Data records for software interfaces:
=-=-=

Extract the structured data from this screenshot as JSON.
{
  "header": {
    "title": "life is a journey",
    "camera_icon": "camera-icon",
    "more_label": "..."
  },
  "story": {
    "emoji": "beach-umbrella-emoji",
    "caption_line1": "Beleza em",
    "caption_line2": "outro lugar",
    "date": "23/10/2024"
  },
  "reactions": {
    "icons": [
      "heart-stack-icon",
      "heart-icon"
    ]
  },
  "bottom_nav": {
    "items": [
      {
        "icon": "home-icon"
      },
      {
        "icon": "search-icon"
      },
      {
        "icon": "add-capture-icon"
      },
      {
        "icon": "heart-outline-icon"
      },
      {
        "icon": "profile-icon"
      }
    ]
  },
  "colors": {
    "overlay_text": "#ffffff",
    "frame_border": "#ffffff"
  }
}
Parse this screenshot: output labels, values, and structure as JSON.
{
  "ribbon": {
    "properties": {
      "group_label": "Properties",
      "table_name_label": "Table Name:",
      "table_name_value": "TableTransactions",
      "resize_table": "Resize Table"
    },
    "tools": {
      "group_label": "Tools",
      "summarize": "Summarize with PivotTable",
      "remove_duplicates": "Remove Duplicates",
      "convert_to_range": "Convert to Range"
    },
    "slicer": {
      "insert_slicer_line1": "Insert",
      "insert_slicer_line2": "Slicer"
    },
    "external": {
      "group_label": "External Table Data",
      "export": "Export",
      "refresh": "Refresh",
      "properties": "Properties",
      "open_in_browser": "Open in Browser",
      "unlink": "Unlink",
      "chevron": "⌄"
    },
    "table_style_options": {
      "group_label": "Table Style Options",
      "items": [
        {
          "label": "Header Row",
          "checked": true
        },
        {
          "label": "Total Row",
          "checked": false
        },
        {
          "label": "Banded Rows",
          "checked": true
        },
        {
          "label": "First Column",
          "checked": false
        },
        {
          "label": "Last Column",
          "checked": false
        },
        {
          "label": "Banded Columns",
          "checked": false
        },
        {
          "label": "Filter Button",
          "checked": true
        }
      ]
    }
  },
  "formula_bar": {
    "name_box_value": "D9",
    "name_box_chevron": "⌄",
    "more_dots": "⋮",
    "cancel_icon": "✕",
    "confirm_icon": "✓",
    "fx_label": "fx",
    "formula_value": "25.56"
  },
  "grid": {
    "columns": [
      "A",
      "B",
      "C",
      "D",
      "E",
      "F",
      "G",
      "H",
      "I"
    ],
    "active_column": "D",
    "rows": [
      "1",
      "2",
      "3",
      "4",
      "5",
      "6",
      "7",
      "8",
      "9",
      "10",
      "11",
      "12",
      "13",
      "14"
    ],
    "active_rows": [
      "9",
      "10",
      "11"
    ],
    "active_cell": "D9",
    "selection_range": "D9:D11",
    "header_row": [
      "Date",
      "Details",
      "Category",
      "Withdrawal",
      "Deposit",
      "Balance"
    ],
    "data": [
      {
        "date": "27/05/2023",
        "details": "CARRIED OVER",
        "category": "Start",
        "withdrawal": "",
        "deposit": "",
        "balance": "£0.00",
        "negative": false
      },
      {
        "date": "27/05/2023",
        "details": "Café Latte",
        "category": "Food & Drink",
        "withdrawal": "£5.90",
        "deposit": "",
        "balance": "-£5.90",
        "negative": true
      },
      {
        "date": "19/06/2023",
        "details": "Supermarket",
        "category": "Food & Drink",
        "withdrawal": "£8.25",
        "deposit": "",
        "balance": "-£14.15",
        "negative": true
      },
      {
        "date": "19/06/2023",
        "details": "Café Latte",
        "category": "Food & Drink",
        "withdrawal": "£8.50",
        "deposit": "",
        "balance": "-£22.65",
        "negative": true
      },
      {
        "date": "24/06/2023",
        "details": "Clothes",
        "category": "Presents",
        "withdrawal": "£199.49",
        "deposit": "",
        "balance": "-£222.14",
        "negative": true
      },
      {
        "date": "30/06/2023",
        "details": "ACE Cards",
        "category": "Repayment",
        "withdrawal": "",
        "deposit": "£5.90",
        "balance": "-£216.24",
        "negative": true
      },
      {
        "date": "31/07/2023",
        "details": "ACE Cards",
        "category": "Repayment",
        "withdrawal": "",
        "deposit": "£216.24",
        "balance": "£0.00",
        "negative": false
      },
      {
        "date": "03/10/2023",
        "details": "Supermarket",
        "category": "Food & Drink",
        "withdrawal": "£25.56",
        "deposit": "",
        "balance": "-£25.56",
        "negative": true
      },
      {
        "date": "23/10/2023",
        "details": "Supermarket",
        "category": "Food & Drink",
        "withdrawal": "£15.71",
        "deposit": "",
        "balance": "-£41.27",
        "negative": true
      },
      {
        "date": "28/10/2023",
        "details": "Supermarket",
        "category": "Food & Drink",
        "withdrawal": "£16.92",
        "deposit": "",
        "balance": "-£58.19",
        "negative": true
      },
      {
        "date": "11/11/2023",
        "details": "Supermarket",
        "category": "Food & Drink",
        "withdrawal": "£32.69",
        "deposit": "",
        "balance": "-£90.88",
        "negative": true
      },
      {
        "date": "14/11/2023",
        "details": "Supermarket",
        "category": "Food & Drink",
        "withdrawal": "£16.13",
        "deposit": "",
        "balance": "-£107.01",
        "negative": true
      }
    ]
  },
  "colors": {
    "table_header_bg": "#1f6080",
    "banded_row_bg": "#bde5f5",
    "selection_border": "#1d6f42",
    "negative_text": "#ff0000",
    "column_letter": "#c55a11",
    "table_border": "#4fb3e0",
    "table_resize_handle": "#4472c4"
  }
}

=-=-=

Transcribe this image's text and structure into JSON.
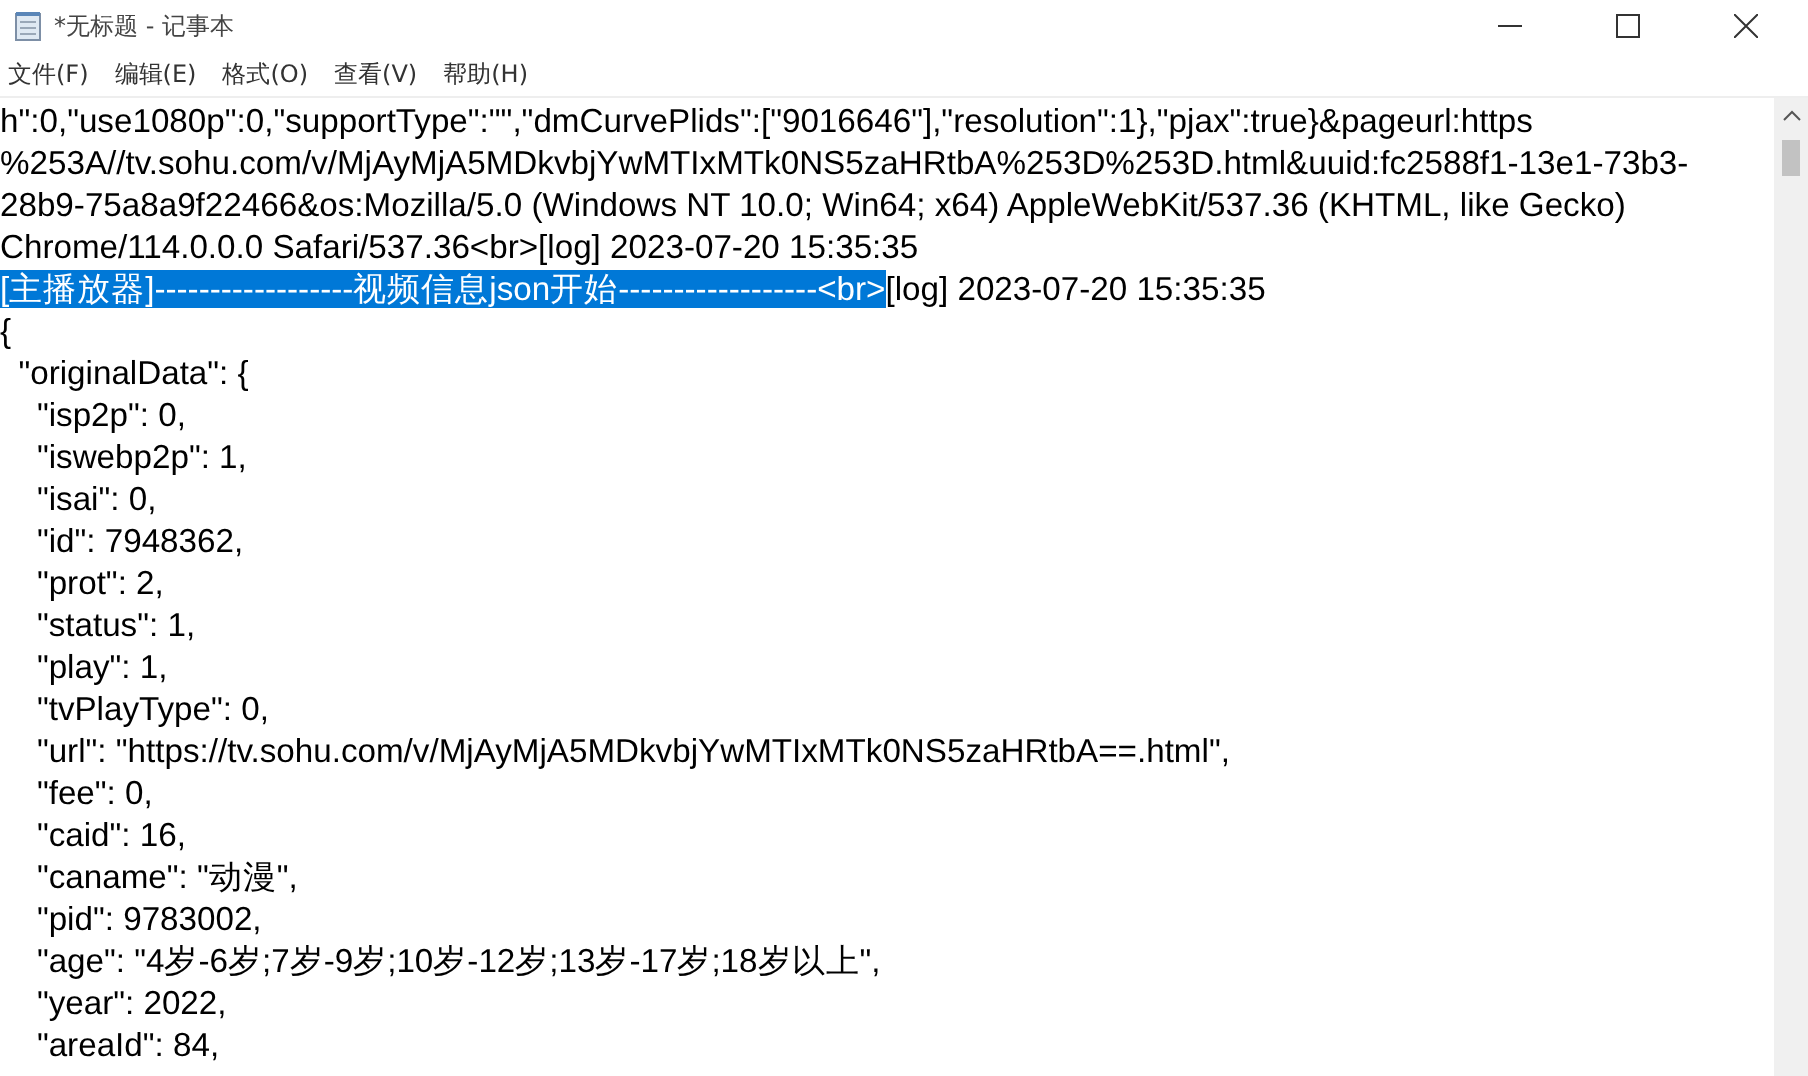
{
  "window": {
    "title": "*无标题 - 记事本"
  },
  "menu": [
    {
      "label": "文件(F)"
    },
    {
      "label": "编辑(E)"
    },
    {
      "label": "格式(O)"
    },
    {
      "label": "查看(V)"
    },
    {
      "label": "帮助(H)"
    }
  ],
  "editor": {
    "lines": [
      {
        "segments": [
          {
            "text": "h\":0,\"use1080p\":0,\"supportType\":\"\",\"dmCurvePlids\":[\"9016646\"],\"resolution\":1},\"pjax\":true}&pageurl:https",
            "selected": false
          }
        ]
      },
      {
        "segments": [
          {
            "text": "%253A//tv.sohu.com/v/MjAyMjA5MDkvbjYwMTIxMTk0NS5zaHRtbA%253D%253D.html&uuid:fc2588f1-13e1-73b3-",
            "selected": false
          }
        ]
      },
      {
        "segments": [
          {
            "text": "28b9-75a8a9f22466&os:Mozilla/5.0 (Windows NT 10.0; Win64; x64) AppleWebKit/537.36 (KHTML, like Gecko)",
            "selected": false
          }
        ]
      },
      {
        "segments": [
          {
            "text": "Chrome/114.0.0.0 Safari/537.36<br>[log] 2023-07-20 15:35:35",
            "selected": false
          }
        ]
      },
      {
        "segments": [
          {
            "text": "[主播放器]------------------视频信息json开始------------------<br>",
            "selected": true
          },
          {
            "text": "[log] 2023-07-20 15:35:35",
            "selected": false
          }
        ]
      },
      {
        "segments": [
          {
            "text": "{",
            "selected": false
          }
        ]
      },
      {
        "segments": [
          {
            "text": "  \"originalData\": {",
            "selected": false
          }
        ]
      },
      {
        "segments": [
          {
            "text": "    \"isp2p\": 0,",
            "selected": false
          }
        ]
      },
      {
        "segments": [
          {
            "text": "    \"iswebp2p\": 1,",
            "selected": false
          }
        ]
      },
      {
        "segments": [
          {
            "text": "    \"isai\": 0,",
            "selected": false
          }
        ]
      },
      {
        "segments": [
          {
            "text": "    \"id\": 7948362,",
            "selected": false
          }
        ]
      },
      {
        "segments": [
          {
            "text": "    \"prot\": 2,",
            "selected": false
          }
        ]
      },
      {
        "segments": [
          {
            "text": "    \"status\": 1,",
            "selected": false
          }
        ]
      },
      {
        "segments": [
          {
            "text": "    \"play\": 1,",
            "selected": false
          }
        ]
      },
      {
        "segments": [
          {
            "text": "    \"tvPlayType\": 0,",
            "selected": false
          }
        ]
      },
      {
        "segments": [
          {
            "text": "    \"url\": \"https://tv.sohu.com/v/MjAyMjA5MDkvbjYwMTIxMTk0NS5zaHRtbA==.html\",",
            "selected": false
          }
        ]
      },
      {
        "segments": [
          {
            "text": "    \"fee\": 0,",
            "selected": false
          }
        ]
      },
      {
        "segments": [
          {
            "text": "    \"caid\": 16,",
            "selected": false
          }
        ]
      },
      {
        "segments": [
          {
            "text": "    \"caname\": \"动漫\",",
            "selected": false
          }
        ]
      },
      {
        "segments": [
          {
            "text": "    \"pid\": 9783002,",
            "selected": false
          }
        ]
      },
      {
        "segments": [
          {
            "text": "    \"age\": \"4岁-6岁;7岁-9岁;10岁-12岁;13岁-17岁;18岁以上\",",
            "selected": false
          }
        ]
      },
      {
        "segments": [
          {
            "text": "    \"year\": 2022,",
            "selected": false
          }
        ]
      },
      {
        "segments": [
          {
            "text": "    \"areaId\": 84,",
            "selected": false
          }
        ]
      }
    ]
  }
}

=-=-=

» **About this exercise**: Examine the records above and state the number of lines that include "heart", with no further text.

» **Reply to the exercise**: 3